Walden Pond, Henry David Thoreau’s milieu.

Put on your walking shoes and explore these eight literary trails, following in the footsteps of Edna St. Vincent Millay, Jack London, and other writers in the landscapes where they lived, wrote, and found inspiration.

Brontë Waterfall and Top Withens Walk, Haworth, England
The dramatically scenic Yorkshire Moors, where Emily Brontë’s Wuthering Heights unfolds, is one of the most atmospheric places for a literary hike. A 2 ½-mile walk from the sisters’ former home, now the Brontë Parsonage Museum, leads across heather-dotted hills to their favorite destination, a gentle waterfall and stream. Venture on a mile farther to see the ruins of an isolated farmhouse, Top Withens, credited as being the setting of Heathcliff’s domain in Wuthering Heights.

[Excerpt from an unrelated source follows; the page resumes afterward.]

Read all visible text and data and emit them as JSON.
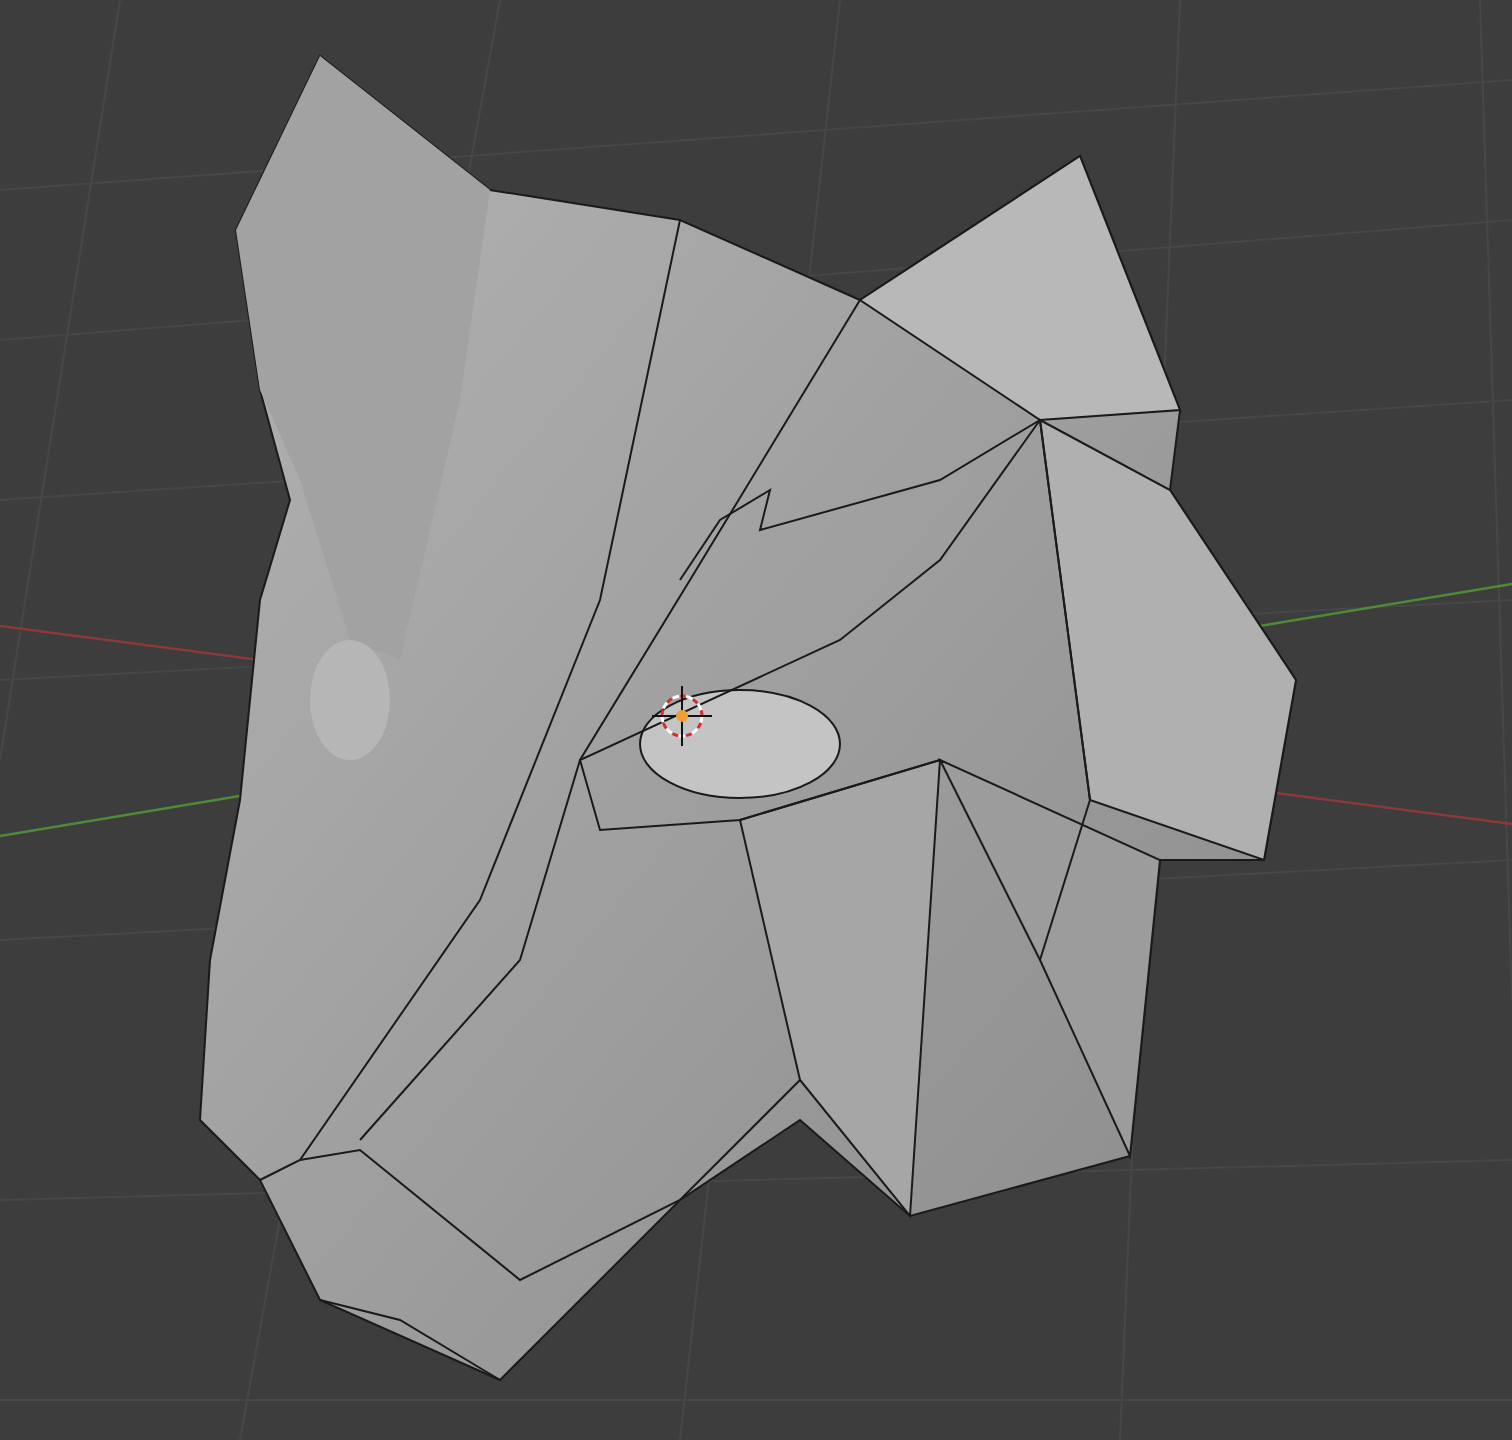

Dylan Thomas Trail, New Quay, Wales
“I walked on to the cliff path again, the town behind and below waking up now so very slowly,” Dylan Thomas wrote in the radio sketch “Quite Early One Morning.” In the Welsh town of New Quay, where the poet moved in 1944, the Dylan Thomas Trail traces the route along the coastal walkway above town he referenced. Other Thomas-related places in the city center are noted as well, like the restaurant and bar at the Black Lion Hotel—a perfect stop for a post-hike restorative.

Henry David Thoreau’s Walden Pond Walks, Concord, Massachusetts
Henry David Thoreau staked out a spot on a secluded piece of land near Walden Pond owned by his friend Ralph Waldo Emerson, living there for two years and turning out his most famous work, Walden. To reach the site where the naturalist’s one-room cabin once stood, take the Pond Path for a gorgeous view of the lake he described as “lying between the earth and the heavens.” Return via the Ridge Path through oak and pine woodlands where Louisa May Alcott and her sisters accompanied family friend Thoreau on nature walks. A replica of Thoreau’s abode can be seen near the Walden Pond State Reservation visitor center.

Jack London’s Beauty Ranch Trail, Glen Ellen, California
The adventure writer’s 1,400-acre Sonoma Valley ranch was situated on the site of a former winery and is now Jack London State Historic Park. The park’s trail network ranges from back country hikes to easily accessible pathways, including the Beauty Ranch Trail, which leads through the heart of London’s property past landmarks such as the cottage where he wrote many of his short stories and novels.

Millay Poetry Trail, Austerlitz, New York
Two years after winning the Pulitzer Prize for poetry in 1923 (the first woman to do so), Edna St. Vincent Millay and her husband bought a former blueberry farm they named Steepletop in rural eastern New York State. Along with touring the white clapboard farmhouse and sunken gardens landscaped by Millay, visitors can take a walk to the poet’s grave site along the Millay Poetry Trail, located in a forest dotted with white birch trees and signposted with excerpts from her nature poems.

Sir Walter Scott Way, Moffatt to Cockburnspath, Scotland
If you have several days and lots of stamina, this 92-mile cross-country walk winds through lowland valleys and sheep farms, over Borderland hills, and past lochs and rivers as it connects sites associated with novelist Sir Walter Scott’s life and work. Noteworthy stops along the way include the Tibbie Shiels Inn, a 19th-century stagecoach stop that has served up drams to Scott, Robert Louis Stevenson and Thomas Carlyle, and Abbotsford, the turreted, castle-like manor house Scott designed and filled with antique furnishings and historic relics like Rob Roy’s sword.

Stevenson Memorial Trail, Calistoga, California
While in the Napa Valley, newlyweds Robert Louis Stevenson and his wife, Fanny, ran low on money and left a hotel cottage for Silverado, an abandoned mining town. For two months in 1880 they lived in a ramshackle bunkhouse on the slopes of Mount St. Helena, an adventure Stevenson recounts in the memoir THE SILVERADO SQUATTERS. A 10-mile round trip hike in Robert Louis Stevenson State Park leads to the site where the couples’ cabin once stood. At the summit of the challenging trek, stunning views of the San Francisco Bay Area await.

Tennyson Trail, Isle of Wight, England
Lord Alfred Tennyson once said the salty sea air on this English Channel isle was “worth sixpence a pint.” Traverse the Tennyson Trail to emulate the poet, who took long morning walks each day on the isle, where he settled in 1853 and spent the last 40 years of his life. The 15-mile trail runs through forests and above chalky white cliffs with sweeping vistas of the Atlantic Ocean and mainland England.